However, the phase and neutral pins are exactly the same on New Zealand\'s 10- and 15-amp plugs.

HUH? The only plugs carrying current are, of course, the phase and neutral. The earth pin carries a current if and only if there\'s an earth fault. Then the earth pin might carry a high current, but for only milliseconds before the ELCB trips out.

So if the phase and neutral pins on a 10-amp plug are the same size as on a 15-amp plug, the powers-that-be must deem them to be perfectly capable of carrying 15 amps—so why do we have to have a different plug where the only difference is a pin that doesn\'t normally carry any current at all?

My comment
In AS/NZS 3112 which is the applicable standard for 3 pin flat plugs and sockets there a series of plugs and sockets with current ratings of 10, 15 and 20 amps,

10 amp all pins are the same size

15 amp the active and neutral pins are the same size as for the 10 A plug and the earth pin is larger,

20 amp all pins are the same size as the earth pin on the 15 A plug.

The testing required for certification purposes to permit sale in NZ, are all done at the marked current rating + a small additional margin. You can be assured that the plugs and sockets can carry the current without any undue heating of the contacts (up to a specified temperature limit).

The combinations of the plug pin and socket slot sizes is used as a means of ensuring that a

10 A socket will prevent the entry of a 15 or 20 A plugs only

15 A aocket will accept a 10 A or 15 amp plugs and prevent the entry of a 20 A plug

20 A socket will accept the entry of a 10 A, 15 A or 20 A plugs.




   

toyoto
Oct 27 2018 20:07

The 15amp socket has beefier internals to handle the extra current and putting a larger earth terminal on a plug means it can only be inserted into a 15amp socket.

The pins on the plug could handle a lot more than 10 or 15 amps, it\'s the internals of the socket that you can\'t see which are bigger
   

voltaire
Oct 28 2018 09:23

Thanks, Toyoto.
That certainly explains it.
   

SteveH
Oct 28 2018 10:12

\"So if the phase and neutral pins on a 10-amp plug are the same size as on a 15-amp plug, the powers-that-be must deem them to be perfectly capable of carrying 15 amps—so why do we have to have a different plug where the only difference is a pin that doesn\'t normally carry any current at all?\"

\"The 15amp socket has beefier internals to handle the extra current and putting a larger earth terminal on a plug means it can only be inserted into a 15amp socket.\"

The other difference that you can\'t see voltaire,is the size of conductors and MCB supplying your 15Amp socket, these will have been selected to be capable to supplying 15 Amps continuously.

If the installing electrician knew you were going to run a welder from the outlet, the size of conductors should match the maximum current rating of the welder.

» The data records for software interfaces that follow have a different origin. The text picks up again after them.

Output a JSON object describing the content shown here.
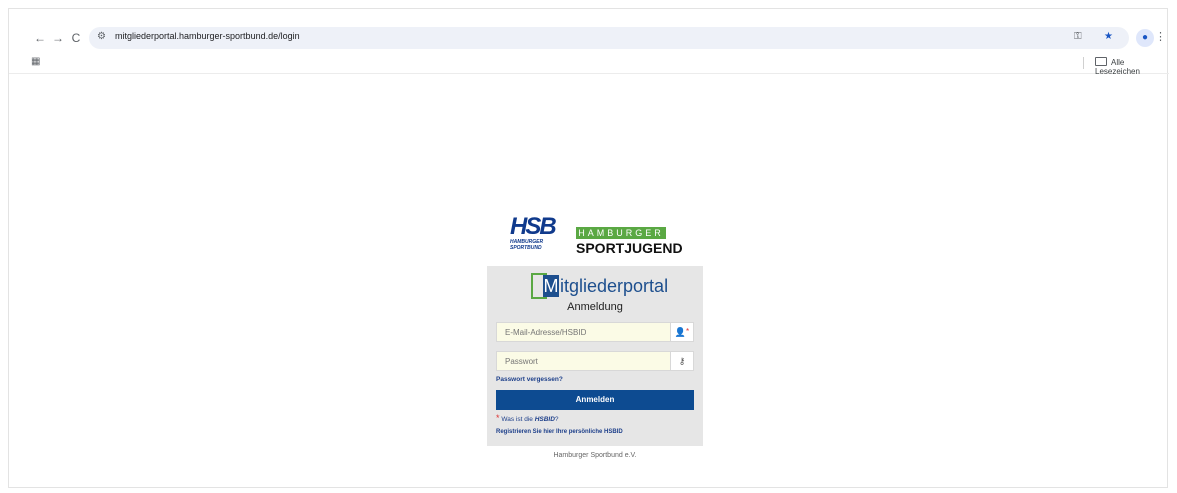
{
  "browser": {
    "url": "mitgliederportal.hamburger-sportbund.de/login",
    "bookmarks_folder": "Alle Lesezeichen"
  },
  "logos": {
    "hsb_mark": "HSB",
    "hsb_sub_line1": "HAMBURGER",
    "hsb_sub_line2": "SPORTBUND",
    "hj_top": "HAMBURGER",
    "hj_bottom": "SPORTJUGEND"
  },
  "portal": {
    "logo_m": "M",
    "logo_text": "itgliederportal",
    "subtitle": "Anmeldung"
  },
  "form": {
    "email_placeholder": "E-Mail-Adresse/HSBID",
    "password_placeholder": "Passwort",
    "forgot_link": "Passwort vergessen?",
    "login_button": "Anmelden",
    "hsbid_question_prefix": "Was ist die ",
    "hsbid_question_term": "HSBID",
    "hsbid_question_suffix": "?",
    "register_link": "Registrieren Sie hier Ihre persönliche HSBID"
  },
  "footer": {
    "text": "Hamburger Sportbund e.V."
  },
  "colors": {
    "primary_blue": "#0d4b91",
    "accent_green": "#5aa843",
    "link_blue": "#1d3f8a"
  }
}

Frequently, the makers/suppliers of welding equipment sell their products with plugs that come nowhere near matching the Ieff rating of the appliance, they then put a tag on the lead stating that the plug fitted is for \"demonstration purposes only\" and the user is responsible for getting a plug of the correct rating fitted for their intended use. Or, the rating plate comes in two versions, one for the lead and plug fitted, and then one that lists what\'s needed to fully utilize the item.

Great pity that the good folk at Energy Safety are too busy working on their risk matrix engine to look at what\'s going on out in the market place.


   

voltaire
Oct 28 2018 12:21

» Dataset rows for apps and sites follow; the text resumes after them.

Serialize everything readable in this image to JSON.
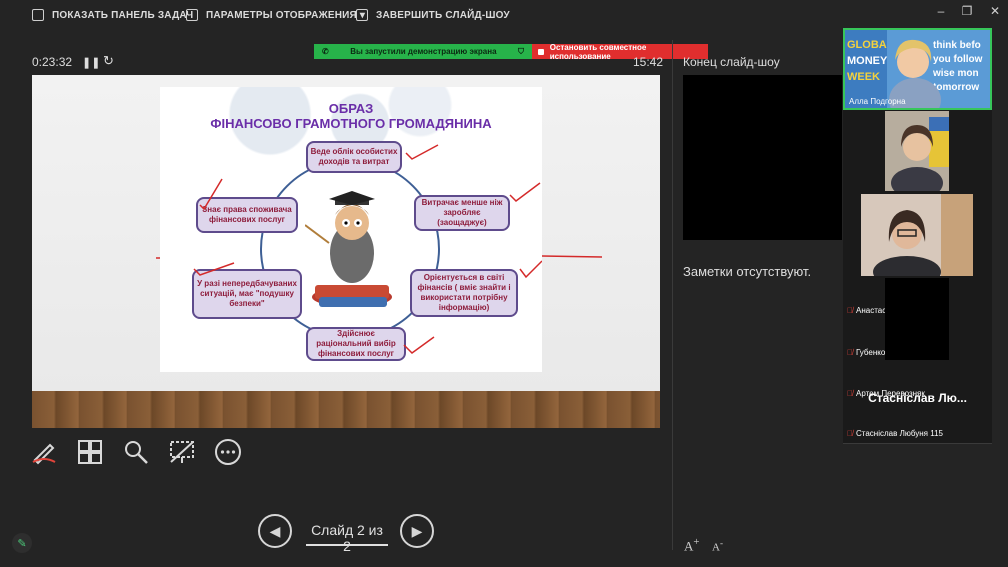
{
  "toolbar": {
    "taskbar_label": "ПОКАЗАТЬ ПАНЕЛЬ ЗАДАЧ",
    "display_settings_label": "ПАРАМЕТРЫ ОТОБРАЖЕНИЯ ▾",
    "end_slideshow_label": "ЗАВЕРШИТЬ СЛАЙД-ШОУ"
  },
  "share_banner": {
    "active_text": "Вы запустили демонстрацию экрана",
    "stop_text": "Остановить совместное использование"
  },
  "timer": "0:23:32",
  "clock": "15:42",
  "next_slide_title": "Конец слайд-шоу",
  "notes_text": "Заметки отсутствуют.",
  "slide": {
    "title_line1": "ОБРАЗ",
    "title_line2": "ФІНАНСОВО ГРАМОТНОГО ГРОМАДЯНИНА",
    "boxes": [
      "Веде облік особистих доходів та витрат",
      "Витрачає менше ніж заробляє (заощаджує)",
      "Орієнтується в світі фінансів ( вміє знайти і використати потрібну інформацію)",
      "Здійснює раціональний вибір фінансових послуг",
      "У разі непередбачуваних ситуацій, має \"подушку безпеки\"",
      "Знає права споживача фінансових послуг"
    ]
  },
  "navigation": {
    "counter": "Слайд 2 из 2"
  },
  "participants": [
    {
      "name": "Алла Подгорна",
      "muted": false,
      "banner": "GLOBAL MONEY WEEK · think before you follow · wise money tomorrow"
    },
    {
      "name": "Анастасія Михайленко",
      "muted": true
    },
    {
      "name": "Губенко Катерина",
      "muted": true
    },
    {
      "name": "Артем Перевозняк",
      "muted": true
    },
    {
      "name": "Стасніслав Любуня 115",
      "muted": true,
      "display_name": "Стасніслав Лю..."
    }
  ],
  "colors": {
    "speaker_border": "#37c65a",
    "banner_green": "#27b34a",
    "banner_red": "#e02e2e",
    "slide_title": "#6a2ea8",
    "box_text": "#8e1d3c"
  }
}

Steve, the 15-amp single outlet is run off the same 2.5sq mm supply as the double 10-amp sockets in the rest of the workshop. And they\'re all supplied via a 20-amp breaker.
   

Satobsat
Oct 28 2018 14:38

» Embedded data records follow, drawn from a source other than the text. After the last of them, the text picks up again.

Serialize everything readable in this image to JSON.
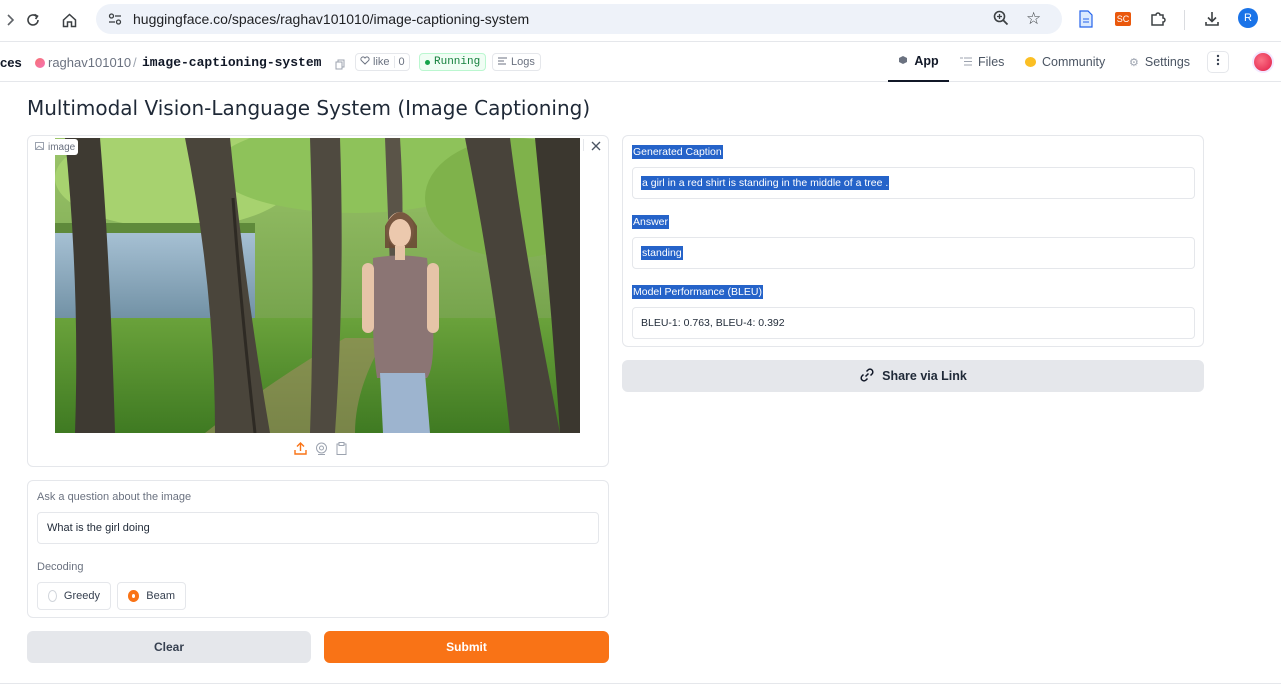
{
  "browser": {
    "url": "huggingface.co/spaces/raghav101010/image-captioning-system",
    "profile_initial": "R",
    "extension_label": "SC"
  },
  "space_header": {
    "section_fragment": "ces",
    "owner": "raghav101010",
    "separator": "/",
    "repo": "image-captioning-system",
    "like_label": "like",
    "like_count": "0",
    "status": "Running",
    "logs_label": "Logs",
    "tabs": [
      {
        "label": "App"
      },
      {
        "label": "Files"
      },
      {
        "label": "Community"
      },
      {
        "label": "Settings"
      }
    ]
  },
  "app": {
    "title": "Multimodal Vision-Language System (Image Captioning)",
    "image_label": "image",
    "question_label": "Ask a question about the image",
    "question_value": "What is the girl doing",
    "decoding_label": "Decoding",
    "decoding_options": [
      "Greedy",
      "Beam"
    ],
    "decoding_selected": "Beam",
    "clear_label": "Clear",
    "submit_label": "Submit",
    "caption_label": "Generated Caption",
    "caption_value": "a girl in a red shirt is standing in the middle of a tree .",
    "answer_label": "Answer",
    "answer_value": "standing",
    "bleu_label": "Model Performance (BLEU)",
    "bleu_value": "BLEU-1: 0.763, BLEU-4: 0.392",
    "share_label": "Share via Link"
  },
  "colors": {
    "accent": "#f97316",
    "selection": "#2563c9",
    "running": "#16a34a"
  }
}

2.5mm square CSA cable may be suitable for the length of the circuit. How long is the cable run between the socket and the switch board it is supplied from? Taking in to account the vertical runs as well as the horizontal.